West Virginia University approves $7M in staff cuts, 3% tuition increase
Jun 23, 2023, 12:10 PM
(AP Photo/Raymond Thompson, File)
CHARLESTON, W.Va. (AP) — With more cuts expected, West Virginia University’s governing board moved forward Friday with slashing 12 graduate and doctorate programs amid a $45 million budget shortfall and approved a just under 3 percent tuition increase.
The estimated $1.2 billion fiscal year 2024 budget approved by the institution’s Board of Governors includes $7 million in staff cuts, or around 132 positions, including 38 faculty members.
For an undergraduate in-state resident, per-semester tuition will rise to $4,824, a $132 increase. Out-of-state undergraduates will pay $13,680 per semester, a $396 increase.
The public land-grant research university has been conducting a multi-year review of its programs to try to offset the growing deficit. President Gordan Gee and other top university officials say the shortfall, which officials say could rise to $75 million in five years, is largely a result of enrollment declines. The student population at West Virginia University has declined 10% since 2015.
Gee has also cited the factors of inflation stress and increases to premiums the school is required to pay for the state’s government employees’ health insurance program, PEIA, passed by the state Legislature earlier this year.
“This process is obviously challenging and at times painful for the University community. It is, however, necessary,” Gee said Friday.
In 2021, the University began its first review of master’s and PhD degree programs academic offerings to identify “programs of concern” using enrollment, graduate rate and job market data.
The 12 programs cut include graduate studies tracks for finance, instructional design and technology, and elementary and secondary education, as well as the school’s doctorate accounting program. Appeals by the instructional design and technology and finance programs were denied in April.

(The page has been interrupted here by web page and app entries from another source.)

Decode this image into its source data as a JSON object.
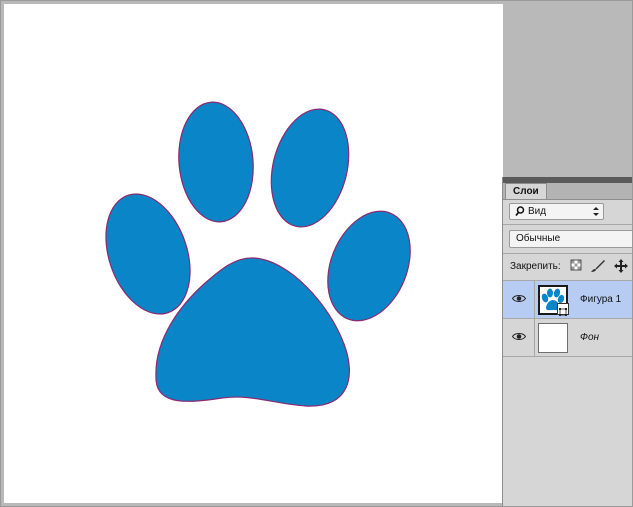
{
  "document": {
    "shape": "paw-print",
    "fill_color": "#0a85c8",
    "stroke_color": "#8b2a6e",
    "background_color": "#ffffff"
  },
  "layers_panel": {
    "tab_label": "Слои",
    "filter": {
      "search_icon": "search-icon",
      "value": "Вид"
    },
    "blend_mode": "Обычные",
    "lock_label": "Закрепить:",
    "lock_icons": [
      "lock-transparent-pixels-icon",
      "lock-image-pixels-icon",
      "lock-position-icon"
    ],
    "layers": [
      {
        "name": "Фигура 1",
        "visible": true,
        "selected": true,
        "type": "shape",
        "selection_color": "#b6ccf2"
      },
      {
        "name": "Фон",
        "visible": true,
        "selected": false,
        "type": "background"
      }
    ]
  }
}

Programs and majors will stop admitting students after the start of the 2023-24 academic year. Officials said when a program is approved to be discontinued, it goes through a sunset and teach out process to ensure enrolled students are able to complete the program within a reasonable amount of time.
Three graduate programs that will be entirely preserved are graduate programs in special education, communication studies and journalism. Just over 20 others are currently being assessed with improvement plans.
The review of all academic programs underway now, “with the added goal of creating a smaller and more focused program portfolio,” said Maryanne Reed, provost and vice president of academic affairs for West Virginia University.
A list of programs “tagged for further review” will be made available the week of July 10, according to the university.
“This has been a very stressful time for our campuses and we are doing everything we can to support faculty and staff, who may be struggling with the uncertainty of how these changes will impact them,” Reed said during Friday’s meeting.
Last week, 55 faculty members signed and released an open letter opposing the reductions and calling the layoffs “unprecedented.” They said the process will damage the institution’s status as a research institution and that decision making about layoffs has not been transparent.
In a West Virginia University Faculty Senate meeting earlier this month, administrators struggled to identify the metrics they are using to evaluate programs and terminate faculty, even though layoffs have already begun, the letter alleges.
“Administrators claim down-sizing will be ‘student-centered,’ but the inconsistencies in program review practices suggest the academic ‘transformation’ is, at best, proceeding by financial guess work,” the faculty said.
During Friday’s meeting, the board also endorsed the merger of the University’s College of Creative Arts and the Reed College of Media, announced last week. Leadership from both colleges will work this summer to map out the new school.
In May 2021, the university announced plans for the first significant merger of two colleges with the creation of the new College of Applied Human Sciences.